__Task instructions__.
Write out the records beneath this line exactly as they appear, minus any images.

[Component data from apps and pages]
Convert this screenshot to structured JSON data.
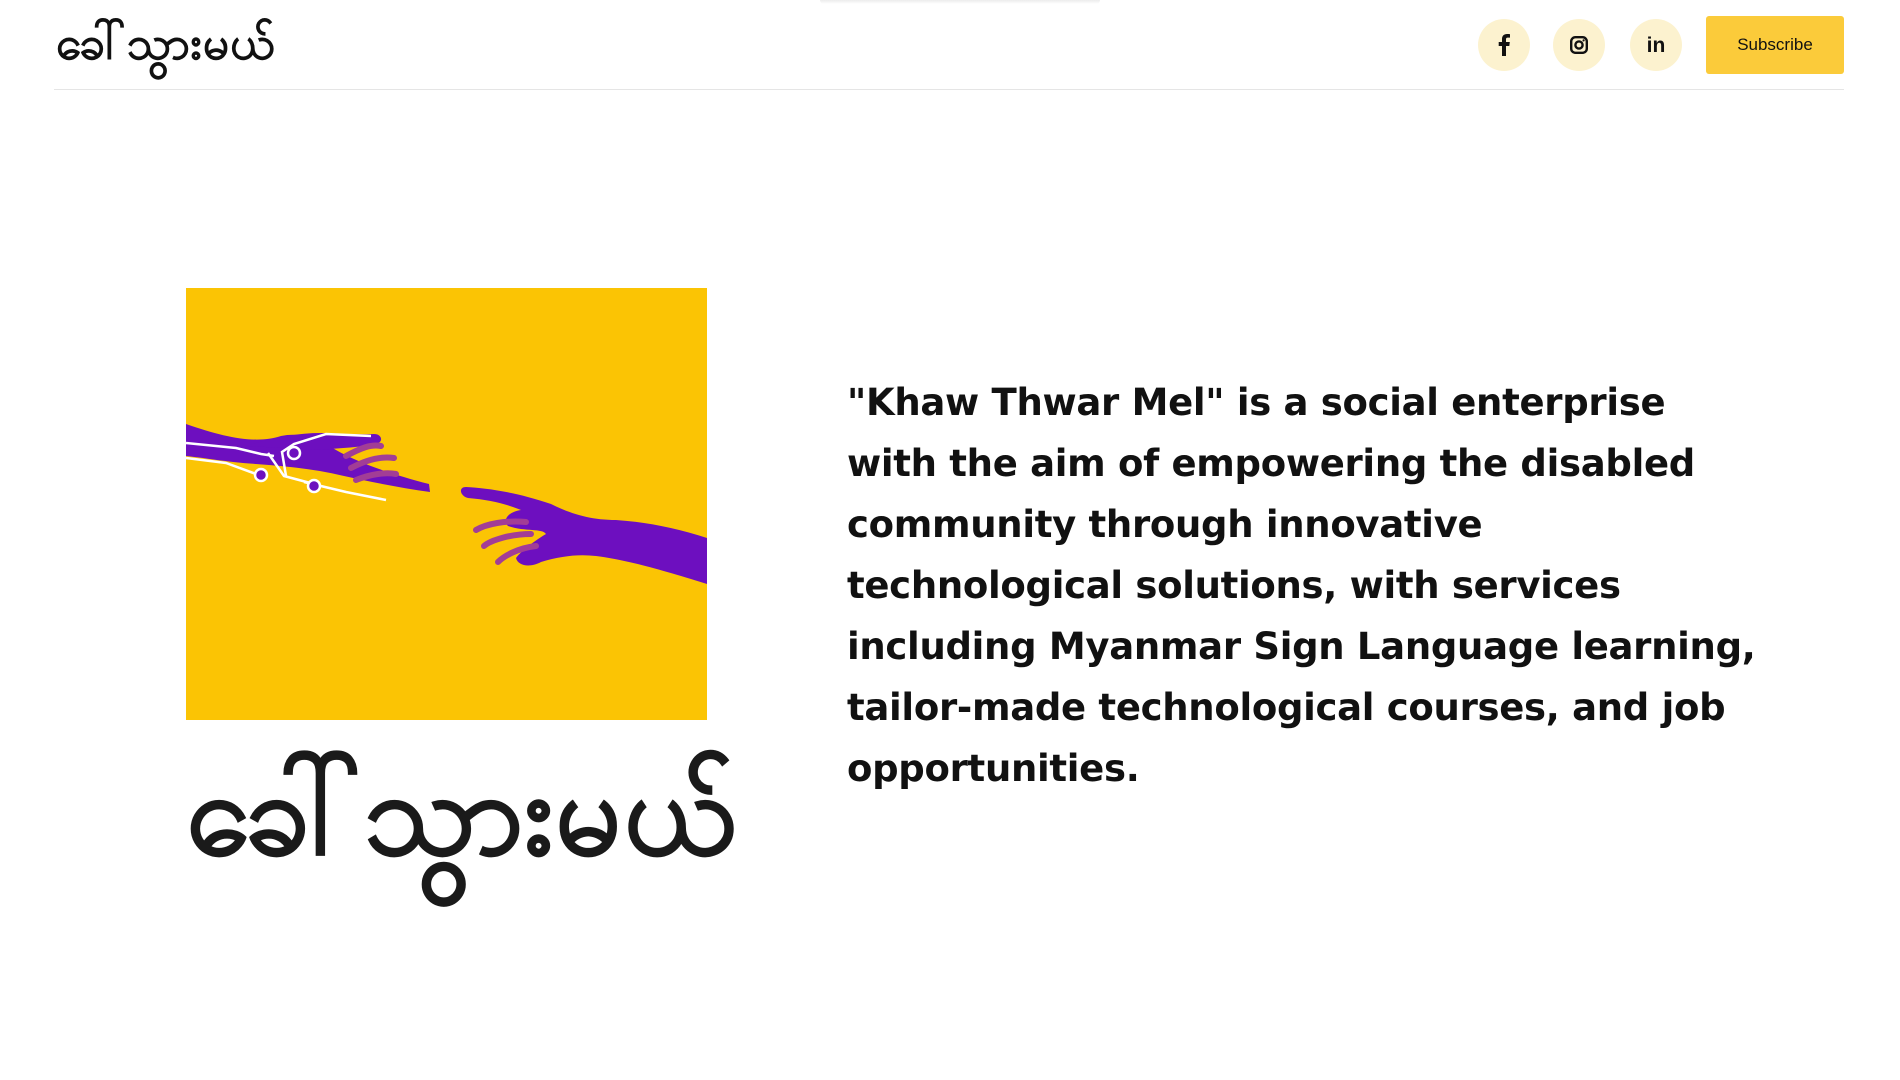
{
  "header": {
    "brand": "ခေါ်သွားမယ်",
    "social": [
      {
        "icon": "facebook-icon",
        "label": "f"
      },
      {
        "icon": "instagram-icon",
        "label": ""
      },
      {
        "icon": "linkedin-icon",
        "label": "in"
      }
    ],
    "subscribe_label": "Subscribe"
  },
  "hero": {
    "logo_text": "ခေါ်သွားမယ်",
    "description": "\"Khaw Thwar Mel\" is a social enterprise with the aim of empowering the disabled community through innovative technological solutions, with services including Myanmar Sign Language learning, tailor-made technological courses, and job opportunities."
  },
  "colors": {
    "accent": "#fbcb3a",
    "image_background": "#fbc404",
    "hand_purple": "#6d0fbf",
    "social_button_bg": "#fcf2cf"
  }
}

__Solved exercise__.
Convert this screenshot to structured JSON data.
{
  "header": {
    "brand": "ခေါ်သွားမယ်",
    "social": [
      {
        "icon": "facebook-icon",
        "label": "f"
      },
      {
        "icon": "instagram-icon",
        "label": ""
      },
      {
        "icon": "linkedin-icon",
        "label": "in"
      }
    ],
    "subscribe_label": "Subscribe"
  },
  "hero": {
    "logo_text": "ခေါ်သွားမယ်",
    "description": "\"Khaw Thwar Mel\" is a social enterprise with the aim of empowering the disabled community through innovative technological solutions, with services including Myanmar Sign Language learning, tailor-made technological courses, and job opportunities."
  },
  "colors": {
    "accent": "#fbcb3a",
    "image_background": "#fbc404",
    "hand_purple": "#6d0fbf",
    "social_button_bg": "#fcf2cf"
  }
}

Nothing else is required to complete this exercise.